“While on the face of it a low unemployment rate is a positive for the region’s labour force, this trend shows there is a major constraint on businesses when it comes to finding the staff they need to fill key jobs.

“The ONS figures reflect what we are finding in the East Midlands, where two-thirds (66%) of businesses attempted to recruit new employees in the second quarter of the year, but 82% of these struggled to find people – according to our latest Quarterly Economic Survey.

“Four in 10 businesses told us they are now at full capacity, which strongly suggests they need staff to meet high demand. From our conversations with members, industries such as manufacturing – which are important drivers of economic output – are struggling the most due to early retirement among workers and a lack of skilled workers to replace them.”

Scott Knowles added that businesses need to think differently to encourage people into work – and called on the Government to help fill vacancies by issuing visas to overseas workers.

“We need to find ways of bringing people back into our labour market. Flexible working practices, rapid retraining opportunities and a focus on workplace health can support many economically inactive people to return to the workplace.

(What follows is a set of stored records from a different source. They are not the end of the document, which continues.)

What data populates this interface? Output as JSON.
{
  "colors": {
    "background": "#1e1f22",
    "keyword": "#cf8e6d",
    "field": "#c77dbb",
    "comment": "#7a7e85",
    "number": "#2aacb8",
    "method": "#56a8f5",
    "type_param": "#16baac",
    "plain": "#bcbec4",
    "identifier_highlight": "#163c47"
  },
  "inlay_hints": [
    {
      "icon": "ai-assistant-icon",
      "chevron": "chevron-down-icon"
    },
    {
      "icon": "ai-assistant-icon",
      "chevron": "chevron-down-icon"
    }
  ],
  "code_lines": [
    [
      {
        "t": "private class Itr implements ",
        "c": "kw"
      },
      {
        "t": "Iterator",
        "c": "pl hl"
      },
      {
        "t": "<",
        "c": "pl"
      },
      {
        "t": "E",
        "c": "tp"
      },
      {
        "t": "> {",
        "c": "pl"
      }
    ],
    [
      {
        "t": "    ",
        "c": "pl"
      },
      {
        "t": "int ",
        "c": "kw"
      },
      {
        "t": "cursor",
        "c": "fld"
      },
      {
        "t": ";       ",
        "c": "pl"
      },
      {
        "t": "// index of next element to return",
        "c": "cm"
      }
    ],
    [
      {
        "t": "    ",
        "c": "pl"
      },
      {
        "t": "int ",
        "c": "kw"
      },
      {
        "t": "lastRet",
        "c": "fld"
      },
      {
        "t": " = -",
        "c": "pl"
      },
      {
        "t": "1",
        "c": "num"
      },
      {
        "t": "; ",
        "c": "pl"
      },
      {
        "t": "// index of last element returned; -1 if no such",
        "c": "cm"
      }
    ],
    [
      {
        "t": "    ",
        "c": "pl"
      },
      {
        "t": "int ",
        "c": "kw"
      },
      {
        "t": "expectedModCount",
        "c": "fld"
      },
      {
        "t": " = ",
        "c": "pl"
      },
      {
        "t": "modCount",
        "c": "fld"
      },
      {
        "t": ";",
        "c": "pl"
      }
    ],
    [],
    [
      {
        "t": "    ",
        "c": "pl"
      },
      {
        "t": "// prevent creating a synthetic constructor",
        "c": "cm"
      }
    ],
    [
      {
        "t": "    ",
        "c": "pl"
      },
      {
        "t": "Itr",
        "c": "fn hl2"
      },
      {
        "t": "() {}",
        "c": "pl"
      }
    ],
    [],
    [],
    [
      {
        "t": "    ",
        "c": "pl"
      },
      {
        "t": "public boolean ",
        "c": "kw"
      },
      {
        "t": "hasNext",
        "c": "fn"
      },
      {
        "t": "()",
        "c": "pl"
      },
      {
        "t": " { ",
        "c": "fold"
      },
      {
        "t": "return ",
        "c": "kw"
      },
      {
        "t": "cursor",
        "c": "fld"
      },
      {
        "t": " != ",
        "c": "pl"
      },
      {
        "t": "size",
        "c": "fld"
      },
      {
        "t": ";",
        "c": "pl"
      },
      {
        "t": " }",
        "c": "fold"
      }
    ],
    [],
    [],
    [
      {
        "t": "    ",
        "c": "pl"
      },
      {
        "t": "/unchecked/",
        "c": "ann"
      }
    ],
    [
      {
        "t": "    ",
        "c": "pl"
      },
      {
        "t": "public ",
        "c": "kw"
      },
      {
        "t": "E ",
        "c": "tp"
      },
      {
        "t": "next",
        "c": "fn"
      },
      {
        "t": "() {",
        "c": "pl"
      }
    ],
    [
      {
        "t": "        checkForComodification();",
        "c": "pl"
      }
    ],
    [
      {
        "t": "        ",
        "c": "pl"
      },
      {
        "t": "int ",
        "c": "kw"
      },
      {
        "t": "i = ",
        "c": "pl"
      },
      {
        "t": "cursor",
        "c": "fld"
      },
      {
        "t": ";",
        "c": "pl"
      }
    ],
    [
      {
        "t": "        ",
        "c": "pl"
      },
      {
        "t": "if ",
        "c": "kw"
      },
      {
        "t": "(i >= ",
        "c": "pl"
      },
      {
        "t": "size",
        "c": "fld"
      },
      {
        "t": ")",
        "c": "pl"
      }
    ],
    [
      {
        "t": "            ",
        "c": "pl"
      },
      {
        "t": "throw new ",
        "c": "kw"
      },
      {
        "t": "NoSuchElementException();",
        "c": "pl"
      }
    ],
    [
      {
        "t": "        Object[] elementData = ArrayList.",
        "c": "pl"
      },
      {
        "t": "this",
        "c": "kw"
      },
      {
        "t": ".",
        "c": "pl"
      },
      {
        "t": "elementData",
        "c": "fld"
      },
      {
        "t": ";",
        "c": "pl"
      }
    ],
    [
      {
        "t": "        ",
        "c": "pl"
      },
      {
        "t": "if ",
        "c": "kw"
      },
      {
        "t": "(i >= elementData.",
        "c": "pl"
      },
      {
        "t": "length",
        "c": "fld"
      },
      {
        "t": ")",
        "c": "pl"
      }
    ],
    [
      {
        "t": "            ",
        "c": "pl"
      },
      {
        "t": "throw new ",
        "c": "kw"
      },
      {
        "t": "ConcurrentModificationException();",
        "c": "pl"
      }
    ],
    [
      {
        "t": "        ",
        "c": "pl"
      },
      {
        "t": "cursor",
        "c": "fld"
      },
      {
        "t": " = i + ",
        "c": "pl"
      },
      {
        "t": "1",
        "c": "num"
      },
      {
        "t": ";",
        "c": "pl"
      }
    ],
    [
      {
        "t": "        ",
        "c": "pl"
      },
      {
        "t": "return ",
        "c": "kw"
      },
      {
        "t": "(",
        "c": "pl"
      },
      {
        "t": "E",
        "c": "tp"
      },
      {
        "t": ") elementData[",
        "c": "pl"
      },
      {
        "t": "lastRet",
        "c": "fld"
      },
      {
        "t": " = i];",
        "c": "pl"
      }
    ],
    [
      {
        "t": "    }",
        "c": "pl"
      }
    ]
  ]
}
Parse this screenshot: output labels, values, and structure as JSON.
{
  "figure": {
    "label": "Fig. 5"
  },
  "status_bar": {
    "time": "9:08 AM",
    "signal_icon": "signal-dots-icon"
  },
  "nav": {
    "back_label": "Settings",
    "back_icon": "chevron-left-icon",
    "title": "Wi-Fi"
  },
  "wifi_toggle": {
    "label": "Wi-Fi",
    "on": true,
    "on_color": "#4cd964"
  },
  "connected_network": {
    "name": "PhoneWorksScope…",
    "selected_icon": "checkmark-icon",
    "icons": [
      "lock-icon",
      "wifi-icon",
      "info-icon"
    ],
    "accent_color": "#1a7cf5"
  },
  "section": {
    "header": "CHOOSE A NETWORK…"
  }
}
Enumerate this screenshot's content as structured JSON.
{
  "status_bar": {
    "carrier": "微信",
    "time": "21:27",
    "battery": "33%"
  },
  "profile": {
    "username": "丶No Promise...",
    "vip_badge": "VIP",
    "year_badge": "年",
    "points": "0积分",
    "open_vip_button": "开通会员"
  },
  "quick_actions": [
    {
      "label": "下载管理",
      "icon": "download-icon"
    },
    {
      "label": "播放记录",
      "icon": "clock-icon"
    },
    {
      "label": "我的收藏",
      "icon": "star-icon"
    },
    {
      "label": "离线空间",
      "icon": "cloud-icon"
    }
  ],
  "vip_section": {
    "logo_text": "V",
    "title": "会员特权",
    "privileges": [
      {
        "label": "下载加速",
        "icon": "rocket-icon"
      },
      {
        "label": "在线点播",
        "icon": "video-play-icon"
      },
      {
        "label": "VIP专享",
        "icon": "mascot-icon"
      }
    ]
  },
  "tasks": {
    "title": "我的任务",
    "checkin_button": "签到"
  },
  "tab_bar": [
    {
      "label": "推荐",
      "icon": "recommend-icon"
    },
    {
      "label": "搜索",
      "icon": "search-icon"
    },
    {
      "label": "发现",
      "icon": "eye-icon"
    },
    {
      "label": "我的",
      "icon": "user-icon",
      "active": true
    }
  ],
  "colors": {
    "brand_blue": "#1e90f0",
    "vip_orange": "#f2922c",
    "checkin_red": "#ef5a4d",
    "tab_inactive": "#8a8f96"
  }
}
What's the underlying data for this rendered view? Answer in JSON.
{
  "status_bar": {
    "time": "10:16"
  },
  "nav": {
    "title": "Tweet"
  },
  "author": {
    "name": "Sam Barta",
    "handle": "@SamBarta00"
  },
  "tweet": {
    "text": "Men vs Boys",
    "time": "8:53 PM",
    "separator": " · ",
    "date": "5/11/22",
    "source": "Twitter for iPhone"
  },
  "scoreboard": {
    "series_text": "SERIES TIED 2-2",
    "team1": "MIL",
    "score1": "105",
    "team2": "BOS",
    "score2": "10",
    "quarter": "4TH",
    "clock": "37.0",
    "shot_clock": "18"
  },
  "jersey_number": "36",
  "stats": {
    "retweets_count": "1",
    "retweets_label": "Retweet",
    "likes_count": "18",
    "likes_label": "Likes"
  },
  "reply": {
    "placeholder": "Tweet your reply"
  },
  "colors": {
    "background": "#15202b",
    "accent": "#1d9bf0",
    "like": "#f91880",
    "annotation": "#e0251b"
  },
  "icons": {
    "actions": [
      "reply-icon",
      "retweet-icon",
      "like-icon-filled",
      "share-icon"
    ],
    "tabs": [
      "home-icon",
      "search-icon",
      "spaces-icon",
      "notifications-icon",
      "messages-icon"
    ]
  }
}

“But for some roles where there is clear evidence of a national skills shortage, firms need access to people at all skill levels from outside the UK. As well as issuing temporary and seasonal visas, the Government needs to urgently review the shortage occupation list.”